Of all specialties, the AMA, in a report released in 2010, highlighted that specialists such as obstetricians, gynecologists and general surgeons have the highest likelihood of being sued. In fact, their risk of lawsuit is more than five times higher that which psychiatrists or pediatricians face.
With those staggering statistics in mind, you're probably wondering how you can determine whether your own doctor has also been sued before. Fortunately all states have licensing boards for physicians. They're responsible for handling a number of responsibilities including issuing, suspending and even terminating doctor's licenses to practice medicine. They're also responsible for making disciplinary action decisions as well.
Access to these boards' sites is free of charge, although the depth of information provided on the different sites can vary from state to state. It's pretty standard fare, though, for you to be able to find out whether your physician has any criminal convictions on them. It's also fairly common for you to be able to access a listing of any malpractice lawsuits that have been filed against your doctor and what the outcome of those cases was.
If the information you find is not as well populated as you initially expected, then you may find using the Administrators in Medicine database to be particularly helpful. Its DocFinder physician directory gives patients an ability to search multiple state records for physicians all at once.
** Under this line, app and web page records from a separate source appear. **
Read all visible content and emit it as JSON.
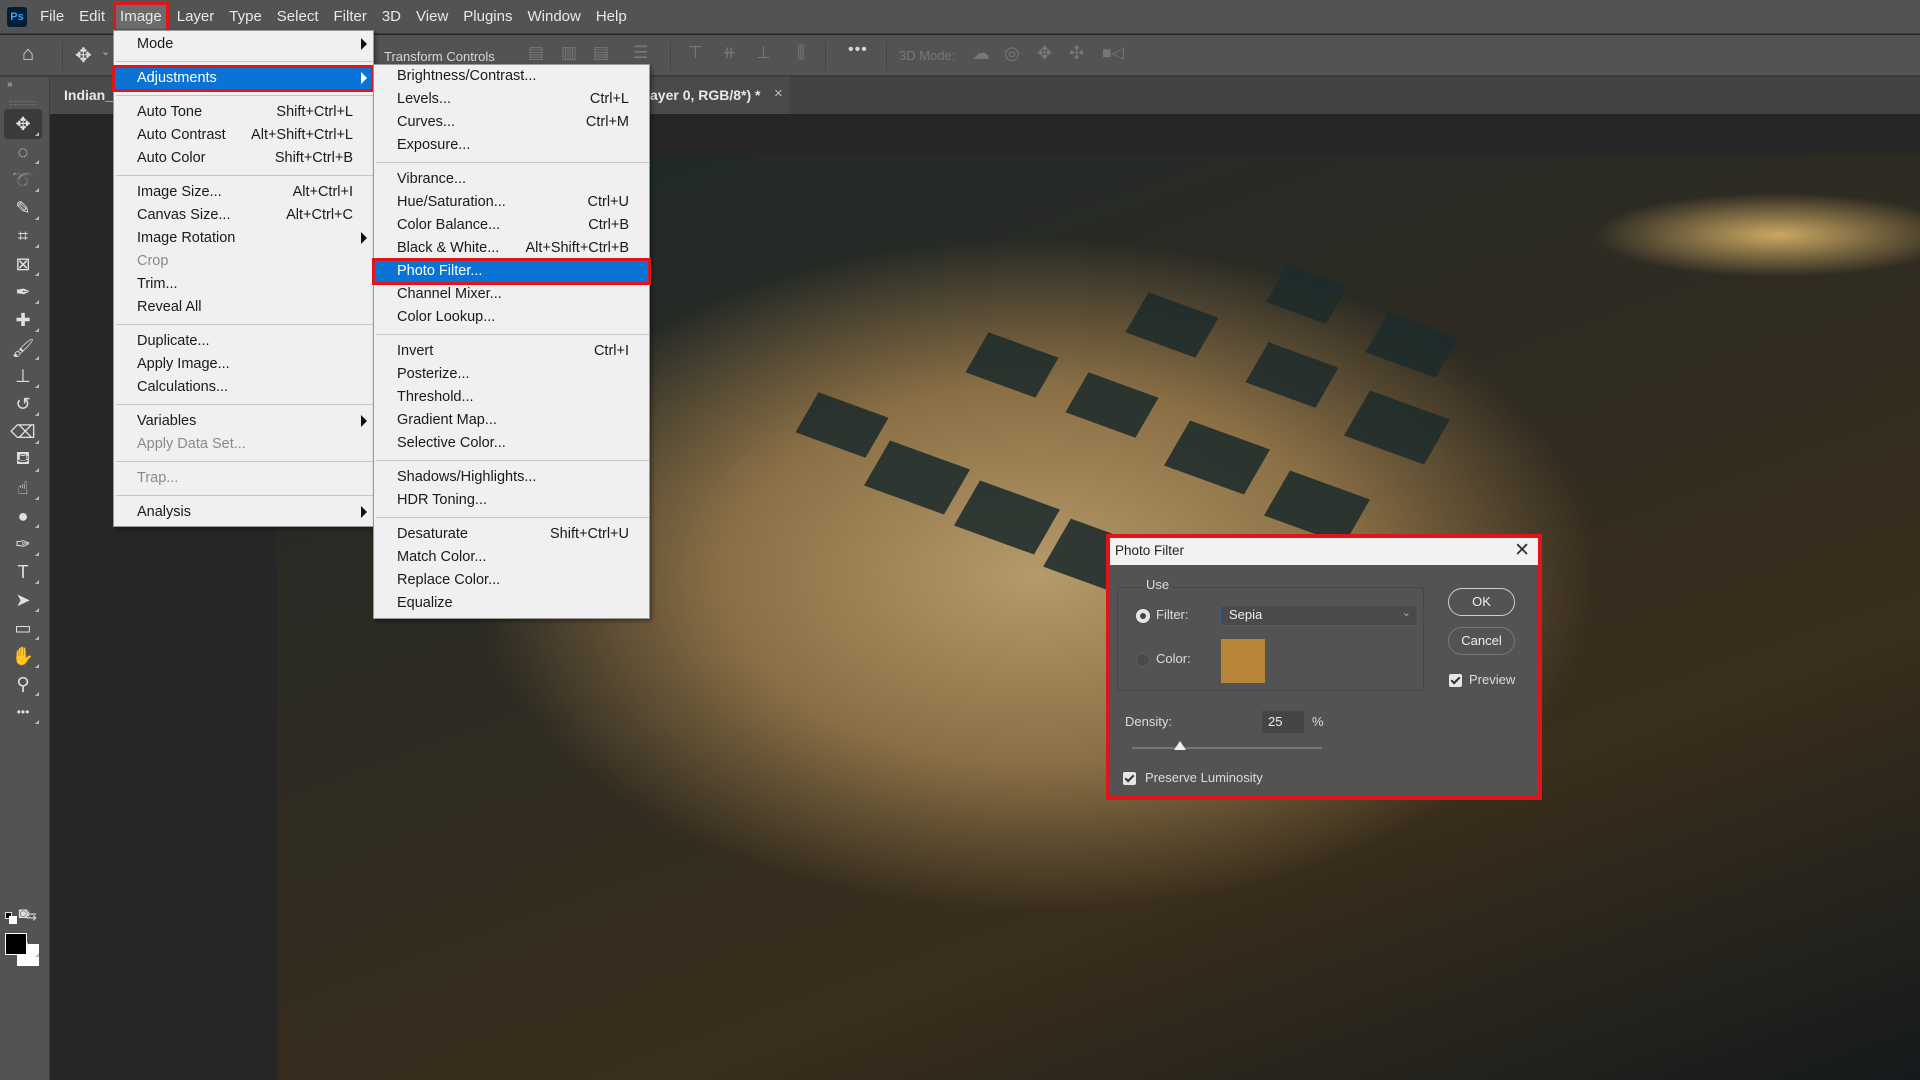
{
  "app": {
    "logo": "Ps"
  },
  "menubar": {
    "items": [
      "File",
      "Edit",
      "Image",
      "Layer",
      "Type",
      "Select",
      "Filter",
      "3D",
      "View",
      "Plugins",
      "Window",
      "Help"
    ],
    "active": "Image"
  },
  "options_bar": {
    "transform_controls_label": "Transform Controls",
    "mode_3d_label": "3D Mode:",
    "icons": [
      "home-icon",
      "move-icon",
      "align-left-icon",
      "align-center-h-icon",
      "align-right-icon",
      "distribute-h-icon",
      "align-top-icon",
      "align-middle-v-icon",
      "align-bottom-icon",
      "distribute-v-icon",
      "more-icon",
      "orbit-3d-icon",
      "roll-3d-icon",
      "pan-3d-icon",
      "slide-3d-icon",
      "scale-3d-icon"
    ]
  },
  "document_tab": {
    "title_prefix": "Indian_",
    "title_suffix": "ayer 0, RGB/8*) *",
    "close": "×"
  },
  "toolbar": {
    "collapse": "»",
    "tools": [
      {
        "name": "move-tool",
        "glyph": "✥"
      },
      {
        "name": "marquee-tool",
        "glyph": "◌"
      },
      {
        "name": "lasso-tool",
        "glyph": "➰"
      },
      {
        "name": "quick-selection-tool",
        "glyph": "✎"
      },
      {
        "name": "crop-tool",
        "glyph": "⌗"
      },
      {
        "name": "frame-tool",
        "glyph": "⊠"
      },
      {
        "name": "eyedropper-tool",
        "glyph": "✒"
      },
      {
        "name": "healing-brush-tool",
        "glyph": "✚"
      },
      {
        "name": "brush-tool",
        "glyph": "🖌"
      },
      {
        "name": "clone-stamp-tool",
        "glyph": "⊥"
      },
      {
        "name": "history-brush-tool",
        "glyph": "↺"
      },
      {
        "name": "eraser-tool",
        "glyph": "⌫"
      },
      {
        "name": "paint-bucket-tool",
        "glyph": "⛾"
      },
      {
        "name": "blur-tool",
        "glyph": "☝"
      },
      {
        "name": "dodge-tool",
        "glyph": "●"
      },
      {
        "name": "pen-tool",
        "glyph": "✑"
      },
      {
        "name": "type-tool",
        "glyph": "T"
      },
      {
        "name": "path-selection-tool",
        "glyph": "➤"
      },
      {
        "name": "rectangle-tool",
        "glyph": "▭"
      },
      {
        "name": "hand-tool",
        "glyph": "✋"
      },
      {
        "name": "zoom-tool",
        "glyph": "⚲"
      },
      {
        "name": "edit-toolbar",
        "glyph": "•••"
      }
    ],
    "foreground_color": "#000000",
    "background_color": "#ffffff"
  },
  "image_menu": {
    "items": [
      {
        "label": "Mode",
        "submenu": true
      },
      {
        "sep": true
      },
      {
        "label": "Adjustments",
        "submenu": true,
        "highlighted": true
      },
      {
        "sep": true
      },
      {
        "label": "Auto Tone",
        "shortcut": "Shift+Ctrl+L"
      },
      {
        "label": "Auto Contrast",
        "shortcut": "Alt+Shift+Ctrl+L"
      },
      {
        "label": "Auto Color",
        "shortcut": "Shift+Ctrl+B"
      },
      {
        "sep": true
      },
      {
        "label": "Image Size...",
        "shortcut": "Alt+Ctrl+I"
      },
      {
        "label": "Canvas Size...",
        "shortcut": "Alt+Ctrl+C"
      },
      {
        "label": "Image Rotation",
        "submenu": true
      },
      {
        "label": "Crop",
        "disabled": true
      },
      {
        "label": "Trim..."
      },
      {
        "label": "Reveal All"
      },
      {
        "sep": true
      },
      {
        "label": "Duplicate..."
      },
      {
        "label": "Apply Image..."
      },
      {
        "label": "Calculations..."
      },
      {
        "sep": true
      },
      {
        "label": "Variables",
        "submenu": true
      },
      {
        "label": "Apply Data Set...",
        "disabled": true
      },
      {
        "sep": true
      },
      {
        "label": "Trap...",
        "disabled": true
      },
      {
        "sep": true
      },
      {
        "label": "Analysis",
        "submenu": true
      }
    ]
  },
  "adjustments_menu": {
    "items": [
      {
        "label": "Brightness/Contrast..."
      },
      {
        "label": "Levels...",
        "shortcut": "Ctrl+L"
      },
      {
        "label": "Curves...",
        "shortcut": "Ctrl+M"
      },
      {
        "label": "Exposure..."
      },
      {
        "sep": true
      },
      {
        "label": "Vibrance..."
      },
      {
        "label": "Hue/Saturation...",
        "shortcut": "Ctrl+U"
      },
      {
        "label": "Color Balance...",
        "shortcut": "Ctrl+B"
      },
      {
        "label": "Black & White...",
        "shortcut": "Alt+Shift+Ctrl+B"
      },
      {
        "label": "Photo Filter...",
        "highlighted": true
      },
      {
        "label": "Channel Mixer..."
      },
      {
        "label": "Color Lookup..."
      },
      {
        "sep": true
      },
      {
        "label": "Invert",
        "shortcut": "Ctrl+I"
      },
      {
        "label": "Posterize..."
      },
      {
        "label": "Threshold..."
      },
      {
        "label": "Gradient Map..."
      },
      {
        "label": "Selective Color..."
      },
      {
        "sep": true
      },
      {
        "label": "Shadows/Highlights..."
      },
      {
        "label": "HDR Toning..."
      },
      {
        "sep": true
      },
      {
        "label": "Desaturate",
        "shortcut": "Shift+Ctrl+U"
      },
      {
        "label": "Match Color..."
      },
      {
        "label": "Replace Color..."
      },
      {
        "label": "Equalize"
      }
    ]
  },
  "photo_filter_dialog": {
    "title": "Photo Filter",
    "use_label": "Use",
    "filter_label": "Filter:",
    "filter_value": "Sepia",
    "filter_selected": true,
    "color_label": "Color:",
    "color_value": "#b8843a",
    "ok_label": "OK",
    "cancel_label": "Cancel",
    "preview_label": "Preview",
    "preview_checked": true,
    "density_label": "Density:",
    "density_value": "25",
    "density_unit": "%",
    "density_percent": 25,
    "preserve_luminosity_label": "Preserve Luminosity",
    "preserve_luminosity_checked": true
  },
  "highlight_color": "#e0141b",
  "menu_highlight_color": "#0a74d6"
}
In the event you do find that your doctor has previously been sued for medical malpractice, the AMA warns against writing off a doctor altogether. They note that claims are ultimately either dropped or dismissed in at least 65 of all cases.
If you believe that your medical condition has worsened because of a misdiagnosis, delayed diagnosis or because of some type of doctor error, then you should consult a Tucson, Arizona, medical malpractice attorney.
Source: Forbes Magazine, "Does your doctor have malpractice claims? How to find out," Nichole Bazemore, accessed June 30, 2017